The entries below are to be printed again word for word.

### Data shown
● ● ● ●
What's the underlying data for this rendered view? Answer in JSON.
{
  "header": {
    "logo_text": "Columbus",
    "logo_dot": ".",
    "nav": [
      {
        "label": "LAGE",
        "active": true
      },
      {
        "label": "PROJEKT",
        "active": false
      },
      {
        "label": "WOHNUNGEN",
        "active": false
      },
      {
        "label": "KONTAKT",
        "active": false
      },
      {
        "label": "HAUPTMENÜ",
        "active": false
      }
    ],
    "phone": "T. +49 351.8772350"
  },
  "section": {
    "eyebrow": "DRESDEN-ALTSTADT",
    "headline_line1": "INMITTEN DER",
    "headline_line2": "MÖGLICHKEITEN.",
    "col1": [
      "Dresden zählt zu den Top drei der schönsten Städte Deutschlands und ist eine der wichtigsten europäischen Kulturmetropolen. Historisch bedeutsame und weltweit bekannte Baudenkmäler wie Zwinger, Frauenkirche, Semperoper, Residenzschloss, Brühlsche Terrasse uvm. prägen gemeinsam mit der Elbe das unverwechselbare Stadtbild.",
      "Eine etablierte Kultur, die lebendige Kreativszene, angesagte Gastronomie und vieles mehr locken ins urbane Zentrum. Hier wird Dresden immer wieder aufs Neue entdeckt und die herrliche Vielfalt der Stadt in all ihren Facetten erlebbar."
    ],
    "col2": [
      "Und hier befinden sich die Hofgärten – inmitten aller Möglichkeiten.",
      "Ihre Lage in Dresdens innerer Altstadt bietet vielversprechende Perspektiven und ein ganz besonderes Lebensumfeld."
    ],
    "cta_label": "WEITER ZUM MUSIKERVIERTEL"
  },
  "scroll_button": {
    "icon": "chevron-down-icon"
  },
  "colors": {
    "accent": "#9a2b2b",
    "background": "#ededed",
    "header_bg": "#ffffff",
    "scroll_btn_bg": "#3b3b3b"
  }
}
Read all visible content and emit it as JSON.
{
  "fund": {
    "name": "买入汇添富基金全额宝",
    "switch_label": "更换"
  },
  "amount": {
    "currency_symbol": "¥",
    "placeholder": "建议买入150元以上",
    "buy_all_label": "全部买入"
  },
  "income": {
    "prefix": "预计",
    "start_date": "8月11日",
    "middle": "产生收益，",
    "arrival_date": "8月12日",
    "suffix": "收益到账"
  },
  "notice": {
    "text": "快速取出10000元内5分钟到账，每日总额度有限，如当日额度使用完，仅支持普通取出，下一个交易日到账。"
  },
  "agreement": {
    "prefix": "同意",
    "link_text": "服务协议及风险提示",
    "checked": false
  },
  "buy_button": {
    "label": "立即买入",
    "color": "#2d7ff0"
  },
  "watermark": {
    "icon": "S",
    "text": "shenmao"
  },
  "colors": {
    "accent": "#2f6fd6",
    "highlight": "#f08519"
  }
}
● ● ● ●
### Written solution
What's the underlying data for this rendered view? Answer in JSON.
{
  "header": {
    "logo_text": "Columbus",
    "logo_dot": ".",
    "nav": [
      {
        "label": "LAGE",
        "active": true
      },
      {
        "label": "PROJEKT",
        "active": false
      },
      {
        "label": "WOHNUNGEN",
        "active": false
      },
      {
        "label": "KONTAKT",
        "active": false
      },
      {
        "label": "HAUPTMENÜ",
        "active": false
      }
    ],
    "phone": "T. +49 351.8772350"
  },
  "section": {
    "eyebrow": "DRESDEN-ALTSTADT",
    "headline_line1": "INMITTEN DER",
    "headline_line2": "MÖGLICHKEITEN.",
    "col1": [
      "Dresden zählt zu den Top drei der schönsten Städte Deutschlands und ist eine der wichtigsten europäischen Kulturmetropolen. Historisch bedeutsame und weltweit bekannte Baudenkmäler wie Zwinger, Frauenkirche, Semperoper, Residenzschloss, Brühlsche Terrasse uvm. prägen gemeinsam mit der Elbe das unverwechselbare Stadtbild.",
      "Eine etablierte Kultur, die lebendige Kreativszene, angesagte Gastronomie und vieles mehr locken ins urbane Zentrum. Hier wird Dresden immer wieder aufs Neue entdeckt und die herrliche Vielfalt der Stadt in all ihren Facetten erlebbar."
    ],
    "col2": [
      "Und hier befinden sich die Hofgärten – inmitten aller Möglichkeiten.",
      "Ihre Lage in Dresdens innerer Altstadt bietet vielversprechende Perspektiven und ein ganz besonderes Lebensumfeld."
    ],
    "cta_label": "WEITER ZUM MUSIKERVIERTEL"
  },
  "scroll_button": {
    "icon": "chevron-down-icon"
  },
  "colors": {
    "accent": "#9a2b2b",
    "background": "#ededed",
    "header_bg": "#ffffff",
    "scroll_btn_bg": "#3b3b3b"
  }
}
Read all visible content and emit it as JSON.
{
  "fund": {
    "name": "买入汇添富基金全额宝",
    "switch_label": "更换"
  },
  "amount": {
    "currency_symbol": "¥",
    "placeholder": "建议买入150元以上",
    "buy_all_label": "全部买入"
  },
  "income": {
    "prefix": "预计",
    "start_date": "8月11日",
    "middle": "产生收益，",
    "arrival_date": "8月12日",
    "suffix": "收益到账"
  },
  "notice": {
    "text": "快速取出10000元内5分钟到账，每日总额度有限，如当日额度使用完，仅支持普通取出，下一个交易日到账。"
  },
  "agreement": {
    "prefix": "同意",
    "link_text": "服务协议及风险提示",
    "checked": false
  },
  "buy_button": {
    "label": "立即买入",
    "color": "#2d7ff0"
  },
  "watermark": {
    "icon": "S",
    "text": "shenmao"
  },
  "colors": {
    "accent": "#2f6fd6",
    "highlight": "#f08519"
  }
}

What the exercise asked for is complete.